New technology sometimes needs new laws — and in Nova Scotia, it looks like the government is taking cyber-bullying very seriously indeed. The province has introduced a new anti-cyber-bullying after the suicide of teenager Rehtaeh Parsons.
Rehtaeh, who was 17, hung herself after she was reportedly sexually assaulted and photographs from the assault were posted online.
There are still many unanswered questions in the case and no charges have been laid.
But one of the offshoots of the tragedy is Nova Scotia’s Bill 61, the Cyber-Safety Act.
The act is only in first reading, but it already has opposition support.
And some of its conditions are well worth taking note of. Not only does the law provide for court action halting bullying through prevention orders, fines up to $5,000 and even jail time of up to six months, it also hits cyberbullies (and by extension, their parents, if the bullies are minors) where it really hurts: the legislation provides the groundwork to force Internet providers to “out” anonymous users, and then enables the bullied to sue for damages.
The court would be able to grant an order requiring companies to provide: “any information that may help identify a person who may have used an Internet Protocol address, website, username or account, electronic-mail address or other unique identifier, that may have been used for cyberbullying, any information that may help identify a device capable of connecting to an Internet Protocol address that may have been used for cyberbullying, cellular telephone records, inbound and outbound text messaging records, Internet browsing-history records, and other records that would assist in investigating the complaint.”
It is a broad brush and one that carries substantial penalties for bullies and, potentially, for their parents as well.
It remains to be seen what the law will look like in its final form, and how well it will stand up against legal challenges of its powers. But it does provide a small ray of hope.
Any parent whose children have been bullied, stalked or humiliated over electronic media can tell you how devastating the effects can be. Children or teens who have no idea who is attacking them or when it will stop, forced to look over their shoulders constantly and wonder just who might be the instigator of the attacks. It may be a faceless crime; it certainly isn’t a victimless one.

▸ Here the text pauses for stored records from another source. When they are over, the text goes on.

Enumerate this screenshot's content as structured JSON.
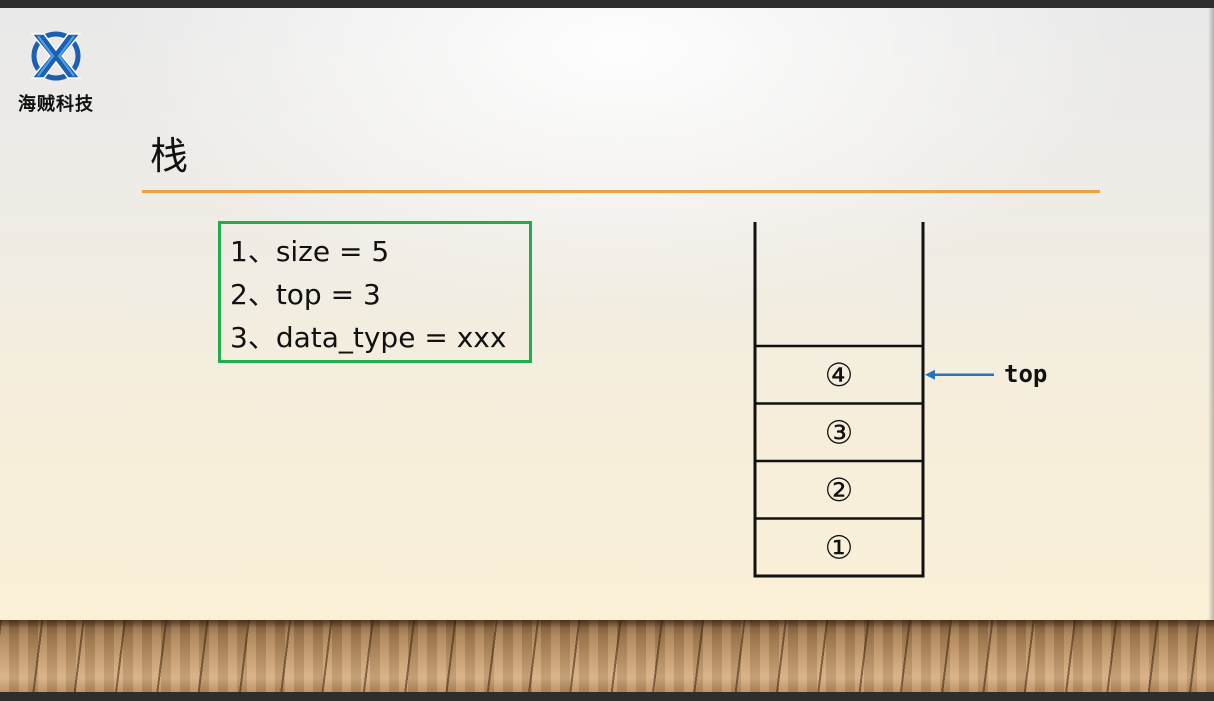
{
  "logo": {
    "icon": "x-circle-logo-icon",
    "text": "海贼科技"
  },
  "title": "栈",
  "info_box": {
    "lines": [
      "1、size = 5",
      "2、top = 3",
      "3、data_type = xxx"
    ]
  },
  "stack": {
    "capacity": 5,
    "slots": [
      "①",
      "②",
      "③",
      "④",
      ""
    ],
    "top_label": "top",
    "top_index": 3
  },
  "colors": {
    "title_rule": "#f0a040",
    "box_border": "#1fae4b",
    "arrow": "#1f77c2",
    "logo_blue": "#1d5fb0"
  }
}
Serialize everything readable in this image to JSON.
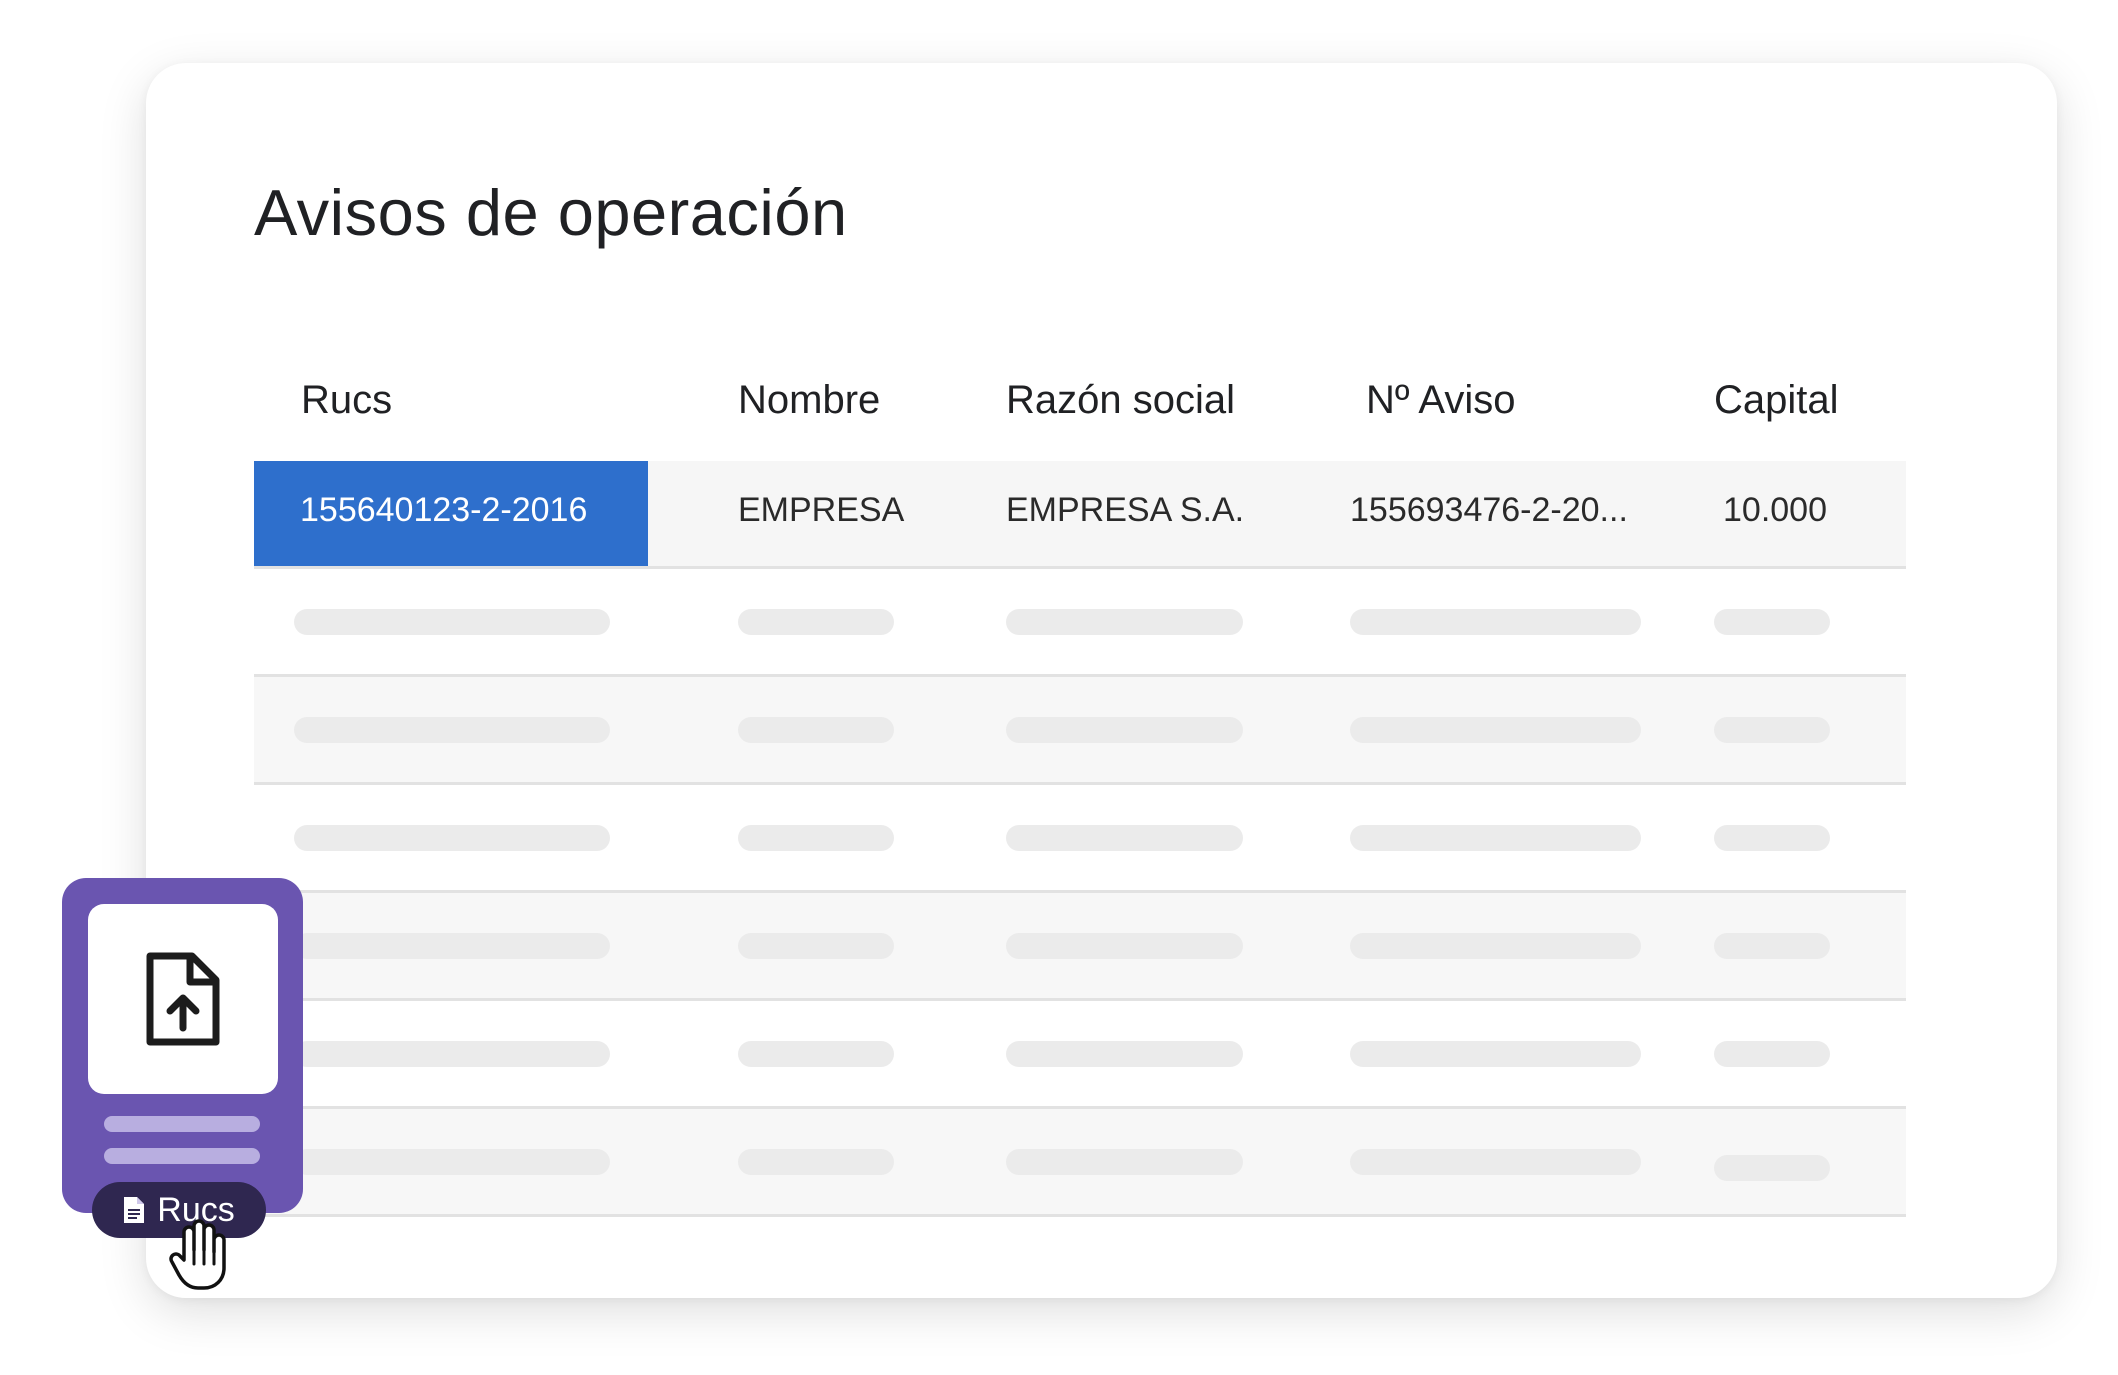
{
  "panel": {
    "title": "Avisos de operación"
  },
  "table": {
    "columns": [
      "Rucs",
      "Nombre",
      "Razón social",
      "Nº Aviso",
      "Capital"
    ],
    "rows": [
      {
        "ruc": "155640123-2-2016",
        "nombre": "EMPRESA",
        "razon_social": "EMPRESA S.A.",
        "aviso": "155693476-2-20...",
        "capital": "10.000",
        "selected_cell": "ruc"
      }
    ],
    "placeholder_rows": 6,
    "colors": {
      "selected_cell_bg": "#2e6fcc",
      "placeholder_bar": "#ebebeb",
      "row_divider": "#e2e2e2"
    }
  },
  "upload_widget": {
    "icon": "file-upload-icon",
    "chip_icon": "document-icon",
    "chip_label": "Rucs",
    "cursor": "hand-pointer-icon",
    "colors": {
      "widget_bg": "#6a55b0",
      "chip_bg": "#2f2750"
    }
  }
}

And while no law will ever rid the world of bullies — we have too many, even among the highest offices in the land — this is a good step, and one that other provinces should look at enacting.
Perhaps if there are clear consequences — and consequences that are applied enough times for perpetrators to recognize that they are running a clear risk and that the anonymity of the web
doesn’t really exist when law enforcement gets involved — people will think twice before using new tools in an age-old and despicable practice.